"I've been around here a long time," Kroenke said. "Contrary to a lot of reports, I haven't taken a lot of jack out of the market. I have put a lot of jack into the market. We'll see how that process works out."

Fisher will have a role in the hiring of a general manager, and said several times that decision-making will be a collaborative effort. The Rams have targeted about a dozen candidates, a handful of whom they've already interviewed.

The Rams did not confirm any assistant coaches, although it's been widely reported that Saints defensive co-ordinator Gregg Williams has agreed to join Fisher in that role. Fisher said only that he had some "very good options."

Fisher inherits a franchise with a recent history of futility, averaging three wins per season under Scott Linehan, interim coach Jim Haslett and Steve Spagnuolo.

The 53-year-old Fisher sat out the 2011 season after 17 years in Tennessee, saying he needed a break. His long stint with the Titans included a Super Bowl matchup against the Rams in 2000 in which Tennessee fell 1 yard shy of forcing overtime in a 23-16 loss. The Titans won three division titles and made six playoff appearances under Fisher, who stepped down as the league's longest-tenured coach.

After the Rams fired Spagnuolo, Fisher's name immediately jumped to the top of the search list.

The Rams had an advantage in the bidding against the Dolphins since the new coach's agent is Marvin Demoff, Kevin's father. Former coach Dick Vermeil was a consultant in the process, with Kroenke playing an active role.

Kevin Demoff said the relationship was beneficial as an ice-breaker, but afterward the Rams' offer stood on its own. Demoff said the time spent with Fisher during the interview process topped their previous contact.

"I'm sure there's a comfort factor but obviously he knows a lot of people in this league," Demoff said. "This wasn't about our relationship, this was about his vision for the Rams meshing with our vision.

"That's what really sold him on being here."

Fisher was interviewed twice, once in Denver where Kroenke owns the Nuggets and Avalanche, and again in St. Louis where he toured facilities.

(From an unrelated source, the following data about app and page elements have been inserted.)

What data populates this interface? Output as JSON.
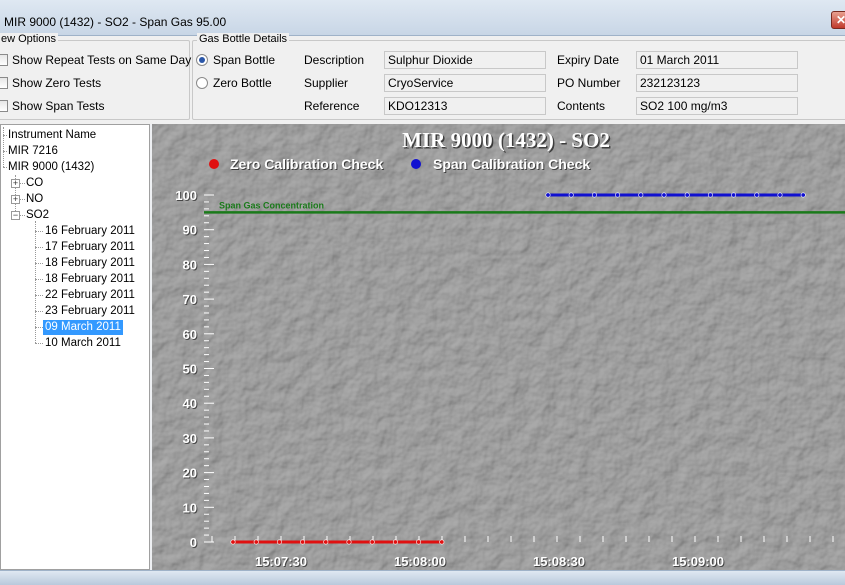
{
  "window": {
    "title": "MIR 9000 (1432) - SO2 - Span Gas 95.00",
    "close_glyph": "✕"
  },
  "view_options": {
    "legend": "ew Options",
    "items": [
      {
        "label": "Show Repeat Tests on Same Day",
        "checked": false
      },
      {
        "label": "Show Zero Tests",
        "checked": false
      },
      {
        "label": "Show Span Tests",
        "checked": false
      }
    ]
  },
  "gas_bottle": {
    "legend": "Gas Bottle Details",
    "bottle_options": [
      {
        "label": "Span Bottle",
        "selected": true
      },
      {
        "label": "Zero Bottle",
        "selected": false
      }
    ],
    "fields": {
      "description": {
        "label": "Description",
        "value": "Sulphur Dioxide"
      },
      "supplier": {
        "label": "Supplier",
        "value": "CryoService"
      },
      "reference": {
        "label": "Reference",
        "value": "KDO12313"
      },
      "expiry_date": {
        "label": "Expiry Date",
        "value": "01 March 2011"
      },
      "po_number": {
        "label": "PO Number",
        "value": "232123123"
      },
      "contents": {
        "label": "Contents",
        "value": "SO2 100 mg/m3"
      }
    }
  },
  "tree": {
    "root": "Instrument Name",
    "instruments": [
      "MIR 7216",
      "MIR 9000 (1432)"
    ],
    "gases": [
      "CO",
      "NO",
      "SO2"
    ],
    "expander_plus": "+",
    "expander_minus": "−",
    "dates": [
      "16 February 2011",
      "17 February 2011",
      "18 February 2011",
      "18 February 2011",
      "22 February 2011",
      "23 February 2011",
      "09 March 2011",
      "10 March 2011"
    ],
    "selected_date_index": 6
  },
  "chart_data": {
    "type": "line",
    "title": "MIR 9000 (1432) - SO2",
    "ylim": [
      0,
      100
    ],
    "y_ticks": [
      0,
      10,
      20,
      30,
      40,
      50,
      60,
      70,
      80,
      90,
      100
    ],
    "x_tick_labels": [
      "15:07:30",
      "15:08:00",
      "15:08:30",
      "15:09:00"
    ],
    "reference_line": {
      "label": "Span Gas Concentration",
      "value": 95,
      "color": "#1a7a1a"
    },
    "legend_position": "top",
    "series": [
      {
        "name": "Zero Calibration Check",
        "color": "#e01010",
        "values": [
          0,
          0,
          0,
          0,
          0,
          0,
          0,
          0,
          0,
          0
        ]
      },
      {
        "name": "Span Calibration Check",
        "color": "#1010d0",
        "values": [
          100,
          100,
          100,
          100,
          100,
          100,
          100,
          100,
          100,
          100,
          100,
          100
        ]
      }
    ]
  }
}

Kroenke clearly wanted an experienced hand; Spagnuolo and Linehan both came to St. Louis untested beyond co-ordinator duties. Spagnuolo, fired along with general manager Billy Devaney, was just 10-38 in three seasons.

St. Louis was considered a franchise on the rise after making a six-win improvement in 2010 and playing for the NFC West title in the finale, but was a total flop in 2011, playing a brutal schedule and hampered by injuries. The Rams haven't had a winning season since 2003, and they had the NFL's worst offence last season.

For all his longevity in Tennessee, Fisher had only six winning seasons, and a succession of 8-8 finishes brought out the critics. His most recent playoff victory came in January 2004, and his most recent winning record was in 2008 when the Titans squandered the No. 1 seed in the AFC by losing in the divisional round.

But Fisher led his team to at least 12 wins four times, and has a career record of 142-120 (.542). He coached more games for one franchise than all but six coaches, all Hall of Famers.

The Rams have the second pick in the April draft — the fourth time in five seasons with either the first or second pick. Fisher also inherits a handful of Pro Bowl-calibre talents including Bradford, running back Steven Jackson, defensive end Chris Long and Laurinaitis.

Bradford was the top overall pick in 2010 and was the NFL offensive rookie of the year, although last year he missed six games with a high left ankle sprain and threw only six touchdown passes.